Standardized Testing While Social Distancing: CVHS Prepares for Testing Season


Photographer: Gabi Rodriguez

Students and teachers are expected to wear their masks during standardized testing.

CVHS is officially in test day countdown. From October 27th through October 29th, the school will host the
College Board’s PSAT for freshmen and juniors, and the SAT for seniors. Given the COVID-19 circumstances, administration is tasked with the added responsibility of accompanying hundreds of students, as well as faculty, staff, and fellow administrators with a covid-proof test zone. Here’s what we know:

Regardless of whether students chose to learn virtually or on-site, there is no online option for either test. Students must come to Carnegie campus. Testing week will commence on Tuesday, October 27th, beginning with the SAT for the seniors. Freshmen will follow on the 28th with the PSAT, and juniors will bring testing days to a close with the same test on the 29th.

The PSAT, also known as the National Merit Scholarship Qualifying Test (NMSQT), is offered to high school freshman, sophomores, and juniors. Administered by the College Board, the test is designed to familiarize students with the SAT, and identifies top test-takers whose scores qualify them for National Merit Recognition and prospective scholarships.

The SAT is the College Board’s official college entry exam, and serves to determine high school juniors’ and seniors’ readiness for college.

The senior class totals approximately 160 students, followed by the freshman class at 200 students, and the junior class at 250 students. For the sake of minimizing contact, sophomore class testing has been postponed from the Fall Semester. 

“It was because of social distancing. It would probably be a lot tougher for sophomore and junior classes, our largest classes ever in the history of Carnegie . Both have over 250 students. The school was built for 600 students, and we’re approaching 900,” said CVHS Assistant Principal, PSAT/SAT head administrator, and AP European History teacher Juan Garner.

Amid this pandemic, there are rising concerns about how CVHS will follow social distancing guidelines. While students are still required to wear a mask and remain six feet apart from others, the layout of the classrooms are a bit different. During the PSAT, about 100 students will test in the gym while the rest are placed into classrooms with 12 to 13 students each.

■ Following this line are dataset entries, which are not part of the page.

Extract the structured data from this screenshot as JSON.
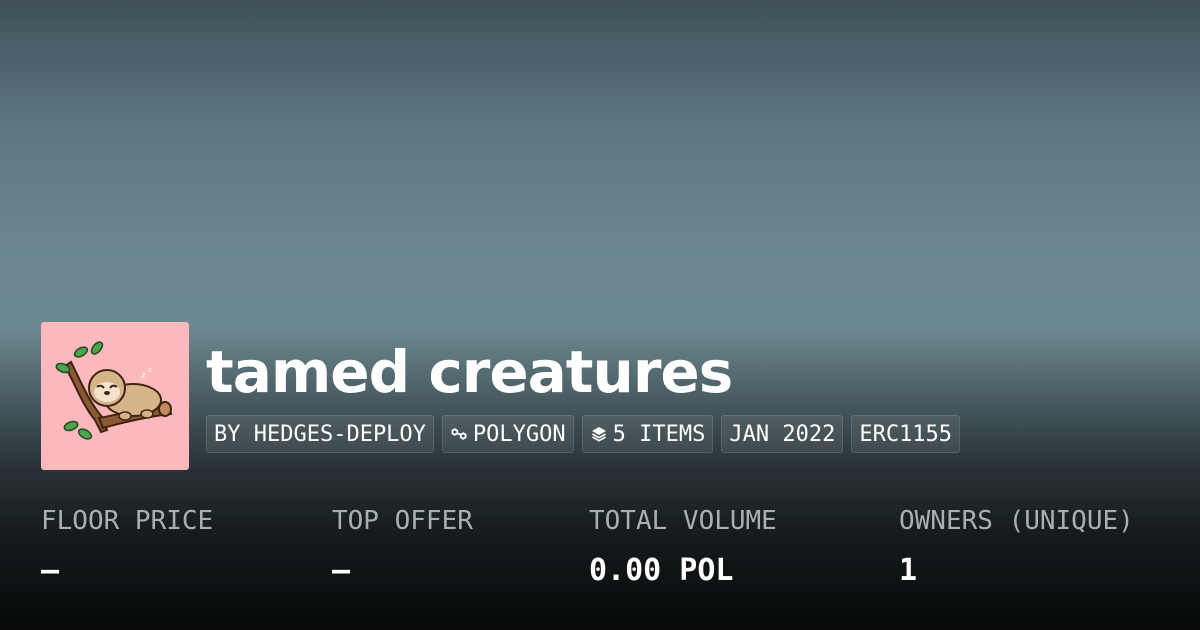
{
  "collection": {
    "title": "tamed creatures",
    "avatar_icon": "sloth-on-branch-illustration",
    "avatar_background": "#fbb8bd"
  },
  "tags": [
    {
      "label": "BY HEDGES-DEPLOY",
      "icon": null
    },
    {
      "label": "POLYGON",
      "icon": "polygon-chain-icon"
    },
    {
      "label": "5 ITEMS",
      "icon": "layers-icon"
    },
    {
      "label": "JAN 2022",
      "icon": null
    },
    {
      "label": "ERC1155",
      "icon": null
    }
  ],
  "stats": [
    {
      "label": "FLOOR PRICE",
      "value": "–"
    },
    {
      "label": "TOP OFFER",
      "value": "–"
    },
    {
      "label": "TOTAL VOLUME",
      "value": "0.00 POL"
    },
    {
      "label": "OWNERS (UNIQUE)",
      "value": "1"
    }
  ]
}
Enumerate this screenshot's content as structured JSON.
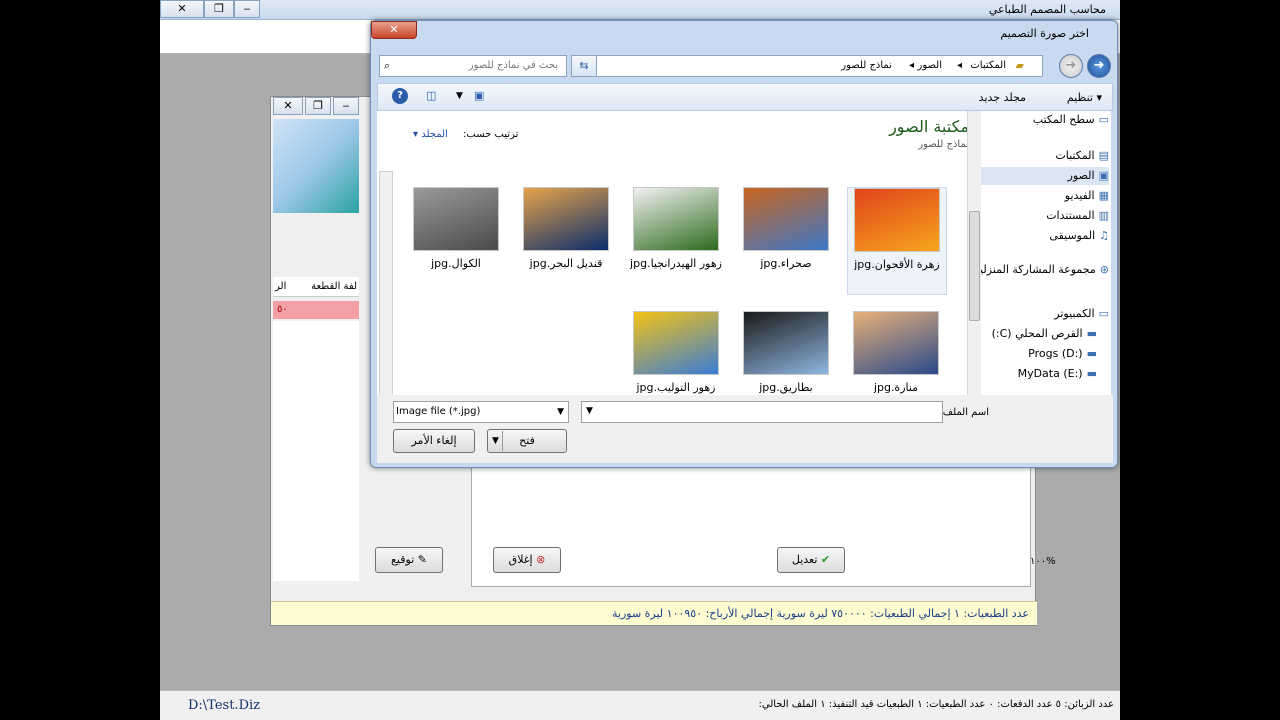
{
  "app": {
    "title": "محاسب المصمم الطباعي",
    "status": {
      "left_path": "D:\\Test.Diz",
      "fields": "عدد الزبائن: ٥   عدد الدفعات: ٠   عدد الطبعيات: ١   الطبعيات قيد التنفيذ: ١   الملف الحالي:"
    }
  },
  "inner_window": {
    "col_header_piece": "لفة القطعة",
    "col_header_r": "الر",
    "row_value": "٥٠",
    "zoom": "١٠٠%",
    "buttons": {
      "sign": "توقيع",
      "close": "إغلاق",
      "edit": "تعديل"
    },
    "summary": "عدد الطبعيات: ١  إجمالي الطبعيات: ٧٥٠٠٠٠ ليرة سورية  إجمالي الأرباح: ١٠٠٩٥٠ ليرة سورية"
  },
  "dialog": {
    "title": "اختر صورة التصميم",
    "close_glyph": "✕",
    "breadcrumb": [
      "المكتبات",
      "الصور",
      "نماذج للصور"
    ],
    "search_placeholder": "بحث في نماذج للصور",
    "commands": {
      "organize": "تنظيم",
      "new_folder": "مجلد جديد"
    },
    "library_title": "مكتبة الصور",
    "library_subtitle": "نماذج للصور",
    "arrange_label": "ترتيب حسب:",
    "arrange_value": "المجلد",
    "nav": [
      {
        "label": "سطح المكتب",
        "icon": "desktop-icon"
      },
      {
        "label": "المكتبات",
        "icon": "libraries-icon"
      },
      {
        "label": "الصور",
        "icon": "pictures-icon",
        "selected": true
      },
      {
        "label": "الفيديو",
        "icon": "video-icon"
      },
      {
        "label": "المستندات",
        "icon": "documents-icon"
      },
      {
        "label": "الموسيقى",
        "icon": "music-icon"
      },
      {
        "label": "مجموعة المشاركة المنزلية",
        "icon": "homegroup-icon"
      },
      {
        "label": "الكمبيوتر",
        "icon": "computer-icon"
      },
      {
        "label": "القرص المحلي (C:)",
        "icon": "drive-icon"
      },
      {
        "label": "Progs (D:)",
        "icon": "drive-icon"
      },
      {
        "label": "MyData (E:)",
        "icon": "drive-icon"
      }
    ],
    "files": [
      {
        "name": "زهرة الأقحوان.jpg",
        "colors": [
          "#e0441b",
          "#f7a51c"
        ],
        "selected": true
      },
      {
        "name": "صحراء.jpg",
        "colors": [
          "#c8651f",
          "#3d78c9"
        ]
      },
      {
        "name": "زهور الهيدرانجيا.jpg",
        "colors": [
          "#f1f1f1",
          "#2e6b1e"
        ]
      },
      {
        "name": "قنديل البحر.jpg",
        "colors": [
          "#e6a34a",
          "#0b2d6c"
        ]
      },
      {
        "name": "الكوال.jpg",
        "colors": [
          "#9a9a9a",
          "#4a4a4a"
        ]
      },
      {
        "name": "منارة.jpg",
        "colors": [
          "#e7b07a",
          "#2a4a8a"
        ]
      },
      {
        "name": "بطاريق.jpg",
        "colors": [
          "#1a1a1a",
          "#8fb6e0"
        ]
      },
      {
        "name": "زهور التوليب.jpg",
        "colors": [
          "#f3c316",
          "#3a7cd6"
        ]
      }
    ],
    "filename_label": "اسم الملف:",
    "filename_value": "",
    "filetype": "Image file (*.jpg)",
    "open": "فتح",
    "cancel": "إلغاء الأمر"
  }
}
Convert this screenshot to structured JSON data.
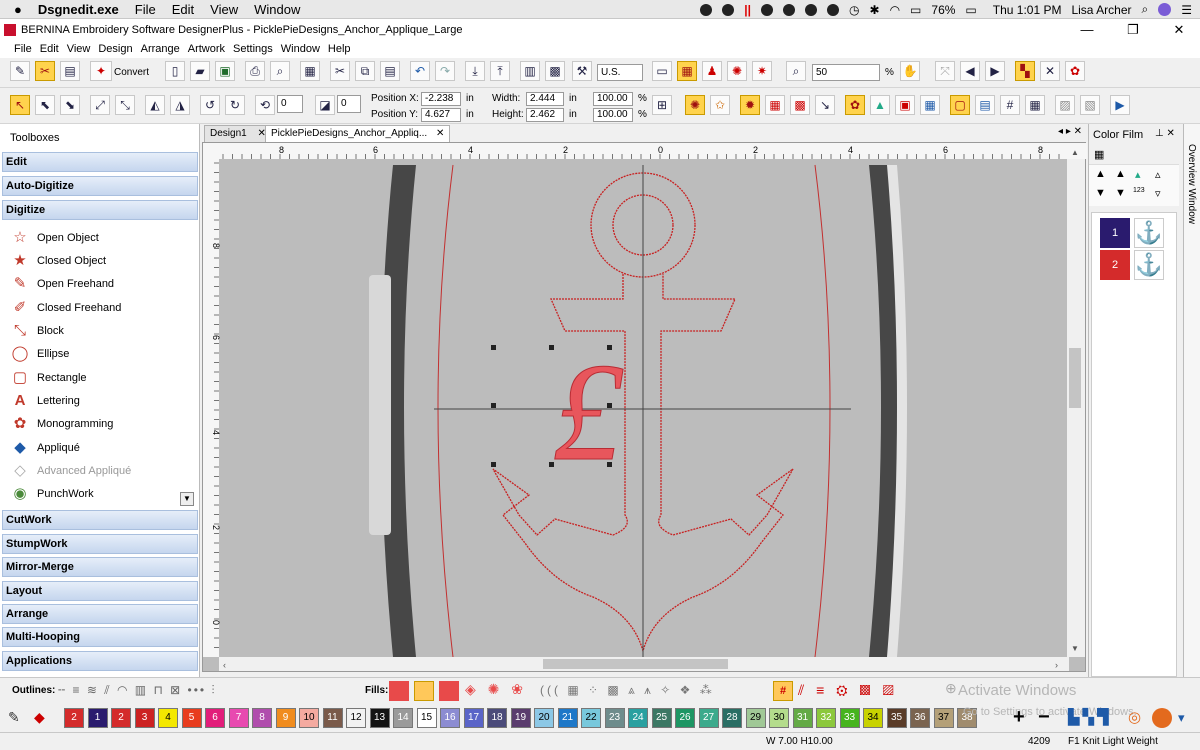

Desks will be placed six feet apart and only students taking the test will be allowed on campus. 

“So that’s what we are doing to try to one, create a safe environment as much as we possibly can, and to offer our students these important assessments,” said Garner. 

As students arrive, they will form a line outside the school, still remaining six feet apart. Students are required to get their temperature taken and will be asked a little questionnaire regarding if they have showcased any symptoms recently. 

“You have to get the temperature taken, you have to sign in and all that. So right at the front door, if the kid has 100 degrees, they won’t they won’t be allowed in. So that’s the first screening and from the beginning, everybody’s temperature is taken at the door. Of course, you got to come in with a mask. If you don’t have a mask, we do have some here that we can give students,” said Garner. 

Normally students would fill out the required test pre-administration days before the test, but due to the pandemic, it will be filled out on the day of. 

“Start date start time is nine, I want to say, but we have to do the pre administration, normally we do the pre administration a couple of days before the test but we’re going to do that on site. So the doors probably have to open at 8:30 but we probably can open them earlier  than that. We probably will open them earlier than that so students have about an hour to get in,” said Garner.  

Leaving the school is a bit different. While administrators are still unclear with protocols, the general plan is to have students remain at their desks until their parents arrive. Students that have their own car may leave, but they are not allowed to socialize with others. 

“Students are probably going to remain at their testing location their desk, until we get confirmation that they have their ride here or they have a car we might let them go but there certainly will not be this free flowing of students, hanging out waiting the front of the building or waiting somewhere congregating,” said Garner. 

Even with these policies put into place, students and teachers alike are still unsure about whether it is safe to take the PSAT. Garner expresses that it is very important for students to take these assessments but it isn’t required if the student or parent feels that the conditions are unsafe. 

I think people have different opinions about it. I think that particularly the SAT is important and in the PSAT too, but I certainly think that the SAT is more important…None of this is required, if the parent feels or the student feels that the school is not safe enough for them to take this assessment, you don’t, as simple as that. The parent, you know your situation and you have to make those decisions based on your specific situation,” said Garner. 

Despite the weighing concerns, student optimism regarding the school’s protocols for standardized testing remains grounded. Earlier in August, CVHS opened its doors for students to schedule timed visits for school laptop system updates, as well as schedule and textbook pick-up, in a socially-distanced fashion.

“ I completely trust the CVHS administration, they know what they’re doing,” said CVHS junior Monica Balakrishnan.”